A PTSD Questionnaire
Unlike many moods and personality disorder quizzes and questionnaires online, there are numerous resources for legitimate PTSD questionnaires and evaluations. While these cannot and should not take the place of an evaluation from a mental health professional, they can be an excellent stepping stone for individuals who suspect PTSD but are hesitant to take up a health care specialist’s time or feel too embarrassed to begin digging into mental health without some type of assurance that something has, in fact, gone awry.
Perhaps the most pressing question when trying to determine if you are experiencing PTSD is this: “Have you experienced anything in your life that has caused immense stress, pain, or fear?”This is the first step toward determining whether or not PTSD is a realistic possibility. Although there are some instances in which trauma has been experienced without someone realizing it, it is far more common for sufferers to know and understand that something significant has happened, even if they are not certain of its scope.

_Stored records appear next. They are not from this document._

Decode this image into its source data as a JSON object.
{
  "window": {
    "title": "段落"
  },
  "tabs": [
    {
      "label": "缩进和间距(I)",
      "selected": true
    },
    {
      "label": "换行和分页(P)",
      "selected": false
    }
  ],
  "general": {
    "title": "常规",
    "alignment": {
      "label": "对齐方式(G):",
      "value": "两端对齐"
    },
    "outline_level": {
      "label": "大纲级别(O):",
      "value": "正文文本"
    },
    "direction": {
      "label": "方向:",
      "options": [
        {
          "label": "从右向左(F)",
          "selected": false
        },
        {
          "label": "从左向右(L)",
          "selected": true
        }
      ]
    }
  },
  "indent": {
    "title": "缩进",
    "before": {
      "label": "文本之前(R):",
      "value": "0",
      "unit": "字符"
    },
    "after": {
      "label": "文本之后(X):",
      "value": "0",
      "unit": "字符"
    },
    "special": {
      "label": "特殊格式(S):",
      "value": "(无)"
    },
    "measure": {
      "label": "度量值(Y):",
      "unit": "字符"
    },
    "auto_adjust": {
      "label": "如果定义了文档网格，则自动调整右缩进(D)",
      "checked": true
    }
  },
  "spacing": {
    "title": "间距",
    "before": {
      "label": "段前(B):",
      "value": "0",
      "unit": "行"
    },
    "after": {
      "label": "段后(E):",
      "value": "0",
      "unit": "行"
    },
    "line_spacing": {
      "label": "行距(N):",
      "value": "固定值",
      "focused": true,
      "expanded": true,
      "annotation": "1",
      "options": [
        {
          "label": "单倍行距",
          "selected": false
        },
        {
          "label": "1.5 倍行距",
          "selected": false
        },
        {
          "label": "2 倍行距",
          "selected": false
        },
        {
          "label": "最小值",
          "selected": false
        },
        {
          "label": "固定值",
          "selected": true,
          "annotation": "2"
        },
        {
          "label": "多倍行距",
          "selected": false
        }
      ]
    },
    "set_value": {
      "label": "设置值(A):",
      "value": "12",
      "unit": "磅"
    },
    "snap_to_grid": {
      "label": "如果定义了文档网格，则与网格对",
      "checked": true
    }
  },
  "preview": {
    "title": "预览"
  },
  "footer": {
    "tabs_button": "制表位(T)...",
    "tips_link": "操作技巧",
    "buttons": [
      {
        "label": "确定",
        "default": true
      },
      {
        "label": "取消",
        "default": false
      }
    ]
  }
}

Next, you can ask yourself, “Have you relived that experience in your mind or body?” In Post Traumatic Stress Disorder, flashbacks are common and can be extremely distressing. Far from being a simple flash of memory of a traumatic event, a flashback often transports sufferers back to the event to such an intense degree that they might feel as though they can smell, feel, or even taste the event causing the trauma. These flashbacks can be immensely distressing and have the potential to exacerbate existing anxiety or trauma.
From there, consider this: “Have you experienced significant changes to your life following the event mentioned above?” The answer to this is an important one, as it can help determine the difference between grief or an unpleasant memory and PTSD. The reason for this is simple: trauma disrupts the way your brain functions and the way you can get from place to place in your life. If you have experienced a significant source of trauma, you can develop PTSD.

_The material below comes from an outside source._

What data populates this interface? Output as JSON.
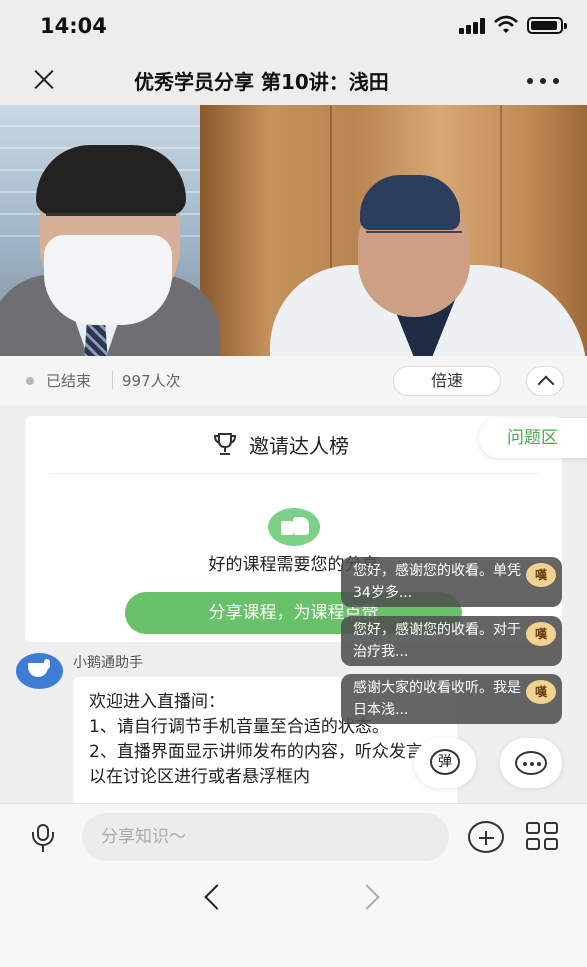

Conclude with asking yourself, “Have you experienced any flashbacks, or indulged in avoidant behavior as a result of the trauma?” Flashbacks are visceral reactions, which involve far more than a simple recall switch. Instead, flashbacks may involve all of your senses and may sincerely feel as though you have been transported back in time. Avoiding the place where the trauma occurred or anything related to the trauma could also indicate the presence of Post Traumatic Stress Disorder.
If your response to each of the questions above is a resounding “yes,” it would be wise to schedule a visit with your doctor. If you answered “yes” to some but not all of them, it might still be prudent to speak to a mental health professional to have your mental health checked out. If you did not respond “yes” to any of the questions above, it would not seem that PTSD is at play, but there may be another mental health condition at work.
Health care for PTSD can involve a few different forms of therapy. In some cases, medication is needed to help ease the symptoms of PTSD. More commonly, therapy is used. Trauma therapies such as EMDR may be used to work through Post Traumatic Stress symptoms, in addition to standard talk therapy. Some people find that additional assistance is needed, and may request lifestyle intervention assistance, and may even benefit from the help of a service animal, who can turn lights on and off, check rooms to make sure they’re empty, and provide a source of comfort and constancy, should a PTSD attack come on. Not each of these modalities will be available to everyone, but they are a standard baseline to work from. If you feel that you match the criteria set forth for PTSD, do not hesitate to reach out to a mental health professional to seek professional evaluation, diagnosis, and treatment. This can be done through your insurance company, local therapy directories, or even online, through companies such as BetterHelp. Whichever route you take, PTSD is a disorder borne of trauma; consequently, seeking treatment is a vital step forward in healing, improving your quality of life, and learning to cope with trauma.